• **What the task asks**
Take each line below that has "JSON" and copy it.

[[ Information provided, beginning ]]

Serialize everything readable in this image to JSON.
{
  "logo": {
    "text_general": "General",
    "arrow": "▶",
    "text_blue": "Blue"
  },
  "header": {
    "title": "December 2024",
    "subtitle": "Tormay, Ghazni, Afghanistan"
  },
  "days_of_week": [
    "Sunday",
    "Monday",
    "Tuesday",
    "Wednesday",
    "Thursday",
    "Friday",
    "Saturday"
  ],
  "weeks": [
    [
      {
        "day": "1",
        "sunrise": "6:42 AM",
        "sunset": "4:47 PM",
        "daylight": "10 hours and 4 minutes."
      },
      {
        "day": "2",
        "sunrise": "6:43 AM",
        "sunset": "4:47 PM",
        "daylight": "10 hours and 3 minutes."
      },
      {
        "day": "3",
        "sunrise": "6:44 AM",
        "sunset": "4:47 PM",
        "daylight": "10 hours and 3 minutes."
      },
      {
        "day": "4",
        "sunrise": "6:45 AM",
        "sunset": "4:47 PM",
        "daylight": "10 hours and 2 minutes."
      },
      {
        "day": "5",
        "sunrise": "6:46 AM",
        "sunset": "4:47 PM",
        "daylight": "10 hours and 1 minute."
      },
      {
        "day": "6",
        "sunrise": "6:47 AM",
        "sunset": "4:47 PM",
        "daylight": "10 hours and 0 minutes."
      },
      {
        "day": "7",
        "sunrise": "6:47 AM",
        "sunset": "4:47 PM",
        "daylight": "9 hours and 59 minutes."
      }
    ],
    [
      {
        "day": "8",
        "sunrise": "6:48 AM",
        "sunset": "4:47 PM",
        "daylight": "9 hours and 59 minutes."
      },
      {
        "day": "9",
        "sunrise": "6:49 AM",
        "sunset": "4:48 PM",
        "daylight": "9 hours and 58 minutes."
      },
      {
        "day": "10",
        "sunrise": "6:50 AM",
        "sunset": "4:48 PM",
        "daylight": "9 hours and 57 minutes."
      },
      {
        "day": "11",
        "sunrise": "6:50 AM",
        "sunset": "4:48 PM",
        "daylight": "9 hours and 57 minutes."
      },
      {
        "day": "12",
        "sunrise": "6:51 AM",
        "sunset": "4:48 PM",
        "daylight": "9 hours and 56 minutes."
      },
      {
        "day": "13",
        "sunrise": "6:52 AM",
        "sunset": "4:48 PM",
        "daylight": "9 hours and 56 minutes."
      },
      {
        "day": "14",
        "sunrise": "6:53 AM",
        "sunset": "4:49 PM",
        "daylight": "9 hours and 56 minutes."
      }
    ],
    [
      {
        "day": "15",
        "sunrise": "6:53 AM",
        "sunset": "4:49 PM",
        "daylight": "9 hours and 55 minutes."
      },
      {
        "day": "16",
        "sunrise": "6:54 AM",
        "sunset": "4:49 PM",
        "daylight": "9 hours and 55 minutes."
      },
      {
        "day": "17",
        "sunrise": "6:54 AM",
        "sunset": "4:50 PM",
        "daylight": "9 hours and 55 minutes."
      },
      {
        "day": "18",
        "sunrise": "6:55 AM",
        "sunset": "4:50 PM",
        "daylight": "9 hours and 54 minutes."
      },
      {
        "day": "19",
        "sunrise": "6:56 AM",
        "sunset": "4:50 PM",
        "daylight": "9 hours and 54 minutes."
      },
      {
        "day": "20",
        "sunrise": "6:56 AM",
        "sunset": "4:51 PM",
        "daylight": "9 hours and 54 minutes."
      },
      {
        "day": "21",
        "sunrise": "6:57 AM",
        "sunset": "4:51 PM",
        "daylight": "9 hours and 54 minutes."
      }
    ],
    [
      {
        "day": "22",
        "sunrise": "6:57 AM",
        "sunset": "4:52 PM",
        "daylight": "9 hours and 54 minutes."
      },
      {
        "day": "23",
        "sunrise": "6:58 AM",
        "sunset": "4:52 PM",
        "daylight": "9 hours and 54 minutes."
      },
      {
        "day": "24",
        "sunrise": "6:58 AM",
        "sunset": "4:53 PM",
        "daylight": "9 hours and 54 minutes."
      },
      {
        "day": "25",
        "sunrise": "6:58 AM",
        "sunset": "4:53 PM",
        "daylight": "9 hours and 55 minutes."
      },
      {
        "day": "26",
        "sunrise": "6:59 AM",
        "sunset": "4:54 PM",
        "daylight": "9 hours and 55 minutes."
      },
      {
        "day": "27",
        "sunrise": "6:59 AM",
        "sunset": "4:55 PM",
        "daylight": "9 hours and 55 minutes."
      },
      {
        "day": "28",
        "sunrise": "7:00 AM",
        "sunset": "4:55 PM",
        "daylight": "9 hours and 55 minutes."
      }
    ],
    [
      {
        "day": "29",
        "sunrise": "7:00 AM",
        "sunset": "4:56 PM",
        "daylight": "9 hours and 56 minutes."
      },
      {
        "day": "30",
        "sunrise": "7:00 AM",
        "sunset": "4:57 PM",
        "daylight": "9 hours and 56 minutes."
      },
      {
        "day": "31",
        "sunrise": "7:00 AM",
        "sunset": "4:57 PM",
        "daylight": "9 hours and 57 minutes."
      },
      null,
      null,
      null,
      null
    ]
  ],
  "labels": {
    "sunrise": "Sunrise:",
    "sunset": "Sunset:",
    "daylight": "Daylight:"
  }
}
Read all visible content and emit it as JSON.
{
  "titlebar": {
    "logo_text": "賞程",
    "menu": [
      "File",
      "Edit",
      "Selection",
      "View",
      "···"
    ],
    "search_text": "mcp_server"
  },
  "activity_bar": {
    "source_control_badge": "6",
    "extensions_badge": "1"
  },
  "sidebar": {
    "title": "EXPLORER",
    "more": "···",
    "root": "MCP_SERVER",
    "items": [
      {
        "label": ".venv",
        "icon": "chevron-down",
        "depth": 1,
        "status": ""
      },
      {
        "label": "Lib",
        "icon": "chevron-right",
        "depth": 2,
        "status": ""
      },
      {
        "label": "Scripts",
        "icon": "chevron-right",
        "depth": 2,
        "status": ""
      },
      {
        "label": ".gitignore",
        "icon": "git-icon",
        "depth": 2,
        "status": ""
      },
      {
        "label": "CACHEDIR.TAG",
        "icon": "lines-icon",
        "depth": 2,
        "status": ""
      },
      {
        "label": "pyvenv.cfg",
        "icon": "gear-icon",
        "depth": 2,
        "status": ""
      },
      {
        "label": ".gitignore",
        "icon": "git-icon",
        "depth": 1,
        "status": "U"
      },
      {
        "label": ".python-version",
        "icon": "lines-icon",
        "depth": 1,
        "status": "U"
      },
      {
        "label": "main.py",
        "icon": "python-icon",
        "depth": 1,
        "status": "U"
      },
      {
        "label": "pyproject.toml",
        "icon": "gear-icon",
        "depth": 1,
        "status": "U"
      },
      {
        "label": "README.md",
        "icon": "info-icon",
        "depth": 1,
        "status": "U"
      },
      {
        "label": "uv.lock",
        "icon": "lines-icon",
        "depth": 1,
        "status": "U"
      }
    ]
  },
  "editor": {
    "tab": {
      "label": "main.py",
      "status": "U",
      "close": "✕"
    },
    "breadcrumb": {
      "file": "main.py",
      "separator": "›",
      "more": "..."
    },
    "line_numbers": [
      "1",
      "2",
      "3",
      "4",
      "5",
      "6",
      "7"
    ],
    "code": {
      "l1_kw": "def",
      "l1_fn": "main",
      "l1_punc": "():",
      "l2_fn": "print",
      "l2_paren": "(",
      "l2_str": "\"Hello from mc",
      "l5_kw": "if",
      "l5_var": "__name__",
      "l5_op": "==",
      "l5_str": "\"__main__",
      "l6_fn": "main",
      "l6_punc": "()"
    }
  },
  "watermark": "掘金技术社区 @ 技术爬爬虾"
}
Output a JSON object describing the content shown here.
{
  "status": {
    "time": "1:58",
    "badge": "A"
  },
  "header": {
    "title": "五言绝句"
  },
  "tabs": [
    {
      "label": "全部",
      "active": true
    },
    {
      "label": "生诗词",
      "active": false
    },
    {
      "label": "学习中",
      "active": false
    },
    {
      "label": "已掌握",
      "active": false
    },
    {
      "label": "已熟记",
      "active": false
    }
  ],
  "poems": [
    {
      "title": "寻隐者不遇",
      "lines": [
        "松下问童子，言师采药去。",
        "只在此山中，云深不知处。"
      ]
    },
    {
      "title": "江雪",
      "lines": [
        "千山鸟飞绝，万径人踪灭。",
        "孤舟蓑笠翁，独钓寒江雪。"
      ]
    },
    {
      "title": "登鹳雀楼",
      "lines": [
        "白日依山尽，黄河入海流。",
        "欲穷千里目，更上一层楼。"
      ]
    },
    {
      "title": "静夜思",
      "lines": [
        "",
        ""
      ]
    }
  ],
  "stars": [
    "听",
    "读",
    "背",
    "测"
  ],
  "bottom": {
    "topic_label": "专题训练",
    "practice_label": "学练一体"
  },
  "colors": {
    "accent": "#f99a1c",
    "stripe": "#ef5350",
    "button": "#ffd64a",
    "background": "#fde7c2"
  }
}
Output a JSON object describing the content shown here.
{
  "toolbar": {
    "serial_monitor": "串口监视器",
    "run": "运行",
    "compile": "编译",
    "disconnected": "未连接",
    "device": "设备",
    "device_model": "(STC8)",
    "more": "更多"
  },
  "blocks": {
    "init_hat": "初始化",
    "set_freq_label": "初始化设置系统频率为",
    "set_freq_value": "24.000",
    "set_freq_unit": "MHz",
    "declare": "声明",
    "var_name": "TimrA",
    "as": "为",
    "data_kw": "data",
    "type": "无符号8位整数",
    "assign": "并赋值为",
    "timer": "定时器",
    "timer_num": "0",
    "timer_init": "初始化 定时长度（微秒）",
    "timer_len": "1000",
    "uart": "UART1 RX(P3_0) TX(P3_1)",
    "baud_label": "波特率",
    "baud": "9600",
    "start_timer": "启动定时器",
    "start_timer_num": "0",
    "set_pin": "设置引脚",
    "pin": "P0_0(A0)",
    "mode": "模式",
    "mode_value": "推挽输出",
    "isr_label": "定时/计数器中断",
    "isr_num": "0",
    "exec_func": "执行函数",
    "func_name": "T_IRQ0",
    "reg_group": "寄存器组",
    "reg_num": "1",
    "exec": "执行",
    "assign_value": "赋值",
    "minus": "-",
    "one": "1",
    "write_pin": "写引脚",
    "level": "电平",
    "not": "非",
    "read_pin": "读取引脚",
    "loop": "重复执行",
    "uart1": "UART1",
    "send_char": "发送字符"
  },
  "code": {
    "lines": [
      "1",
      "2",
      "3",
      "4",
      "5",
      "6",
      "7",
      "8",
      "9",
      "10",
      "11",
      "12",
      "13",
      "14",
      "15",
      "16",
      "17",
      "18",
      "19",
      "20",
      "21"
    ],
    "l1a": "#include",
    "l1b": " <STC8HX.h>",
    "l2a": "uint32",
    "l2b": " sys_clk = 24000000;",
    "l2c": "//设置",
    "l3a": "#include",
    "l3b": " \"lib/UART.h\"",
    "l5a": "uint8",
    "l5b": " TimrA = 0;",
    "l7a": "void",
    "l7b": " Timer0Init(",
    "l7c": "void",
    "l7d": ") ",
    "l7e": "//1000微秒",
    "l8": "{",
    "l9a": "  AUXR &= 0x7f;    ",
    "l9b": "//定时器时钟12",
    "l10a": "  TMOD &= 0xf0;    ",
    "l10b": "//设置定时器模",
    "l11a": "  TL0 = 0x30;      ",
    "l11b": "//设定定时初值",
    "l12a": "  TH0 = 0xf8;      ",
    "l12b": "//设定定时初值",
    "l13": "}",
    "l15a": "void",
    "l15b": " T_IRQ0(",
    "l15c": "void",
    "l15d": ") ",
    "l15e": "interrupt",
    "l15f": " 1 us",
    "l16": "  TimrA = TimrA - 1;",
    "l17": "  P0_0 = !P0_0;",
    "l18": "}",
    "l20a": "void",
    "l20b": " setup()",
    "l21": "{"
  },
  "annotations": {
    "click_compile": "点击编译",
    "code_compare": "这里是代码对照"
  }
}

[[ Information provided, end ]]

• **Output**
Serialize everything readable in this image to JSON.
Read all visible content and emit it as JSON.
Output a JSON object describing the content shown here.
Output a JSON object describing the content shown here.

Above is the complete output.